  1. Chicago! says:

    Man true championship teams win because they are championship teams! Not because of homecourt advantage. Just look at the 1995 Houston Rockets…

  2. juggernaut584 says:

    I agree with the format change. This will open the door for more 7 game series if the lower seeded team gets game 6 in their building. How about a return to 5 game series in the 1st round? More upsets, and more pressure on the higher seeded teams to beat the supposedly inferior lower seeded teams.

  3. SYDALE says:

    How about 2-2-1-2… Where the team without Homecourt advantage gets the first 2 home games… LOL

    That would be wild…

  4. justsayin says:

    Not a surprise; the NBA ignores traveling these days anyway.

  5. Oldhawk says:

    Yes change the format, the highter seed team will always have an advantage starting two games at home then playing three away, all they have to do is win one of the three and then go home and take care of business. And fatigue shouldn’t be a factor, and who cares its the last seven games of the season anyway.

  6. Cam says:

    I think 2-3-2 is better than 2-2-1-1-1 because it reduces the home court advantage a little bit (although it seems the statistics may not back that up). This is the match up of the best teams in the league, you want it to come down to skill and will before it comes down to home court advantage.

  7. artifex says:

    Well, statistically, on the first glance (68 to 72%) doesn’t seem that there is a significant change in any direction. Would be interesting, if some numbers juggler (Mr Schuhmann?) has a more detailed look, detailing the individual situations (the 22111 or 232 certainly didn’t matter for the 95 Rockets…).
    I can’t say how stressful it’s for players, would be good to hear their opinion too.
    From an ecological view the 232 seems the better solution. Though probably many will argue that, given the huge number of games per season, this wouldn’t matter, but it could be one small contribution…

  8. ism says:

    “For the record, since 1985 the teams with Games 1, 2, 6 and 7 at home (if needed) have won 21 of the 29 Finals (.724) in the 2-3-2 format. In the 38 NBA/BAA championships through 1984 (including some played with alternating home games or even 2-3-2 in the 1950s), the higher-seeded teams went 26-12 (.684).”

    So, this basically says that there seems to be no real difference as far as the outcome of the series is concerned. 2-2-1-1-1 would also mean a larger carbon footprint, but this is marginal compared to what the league does anyway.

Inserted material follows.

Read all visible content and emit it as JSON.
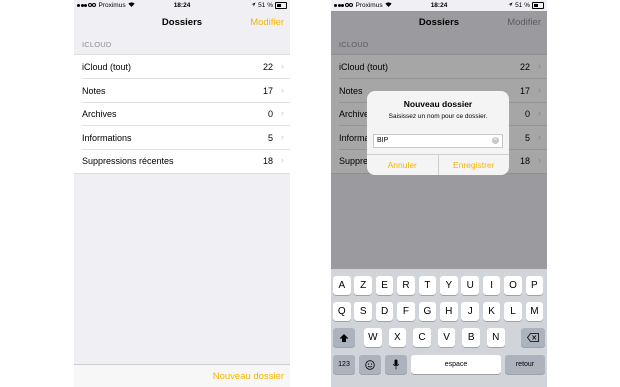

So…for entertainment purposes, I am also leaning towards the 2-2-1-1-1 format although I do not see such big a difference.

  9. Mark says:

    How about having a new format of 3 – 2 – 2 ? That would give the home team an advantage through 5 games and would enable players not to be as fatigued as they are playing 2 – 2 – 1 – 1 ?

  10. PLEASE says:

    And top 16 teams should compete on playoffs, regardless of the conference.

    • chigchig says:

      Then conferences are meaningless… how do you have 10 teams from the west and 6 teams form the east in a playoff setting, just have the east play 1 less round or have possibly 2 west teams in the finals?

  11. J says:

    they should put it at 2-2-1-1-1

    how about 1-1-1-1-1-1-1 hahahahahahahahahahahahahahahahahah lol

  12. user123213 says:

    2-3-2 makes sense to reduce travel fatigue – I don’t want to see two jet-lagged teams in games 6 & 7. And psychological advantage? True NBA champions win no matter how much pressure there is…

    • Rav says:

      A 4-hour time difference doesn’t induce very much jet lag at all; in any case, the players would have enough rest time to sleep it off.

  13. slider821 says:

    too much traveling, nowadays with private jets and days off between games, i don’t think travel is an issue. i wonder if there would be 2 days or 1 day between each of the 1-1-1 last 3 games?

  14. TrueNBAFan says:

    Yes revert it to the old 2-2-1-1-1 format, it’s best that way and it offers a little more suspense to the game.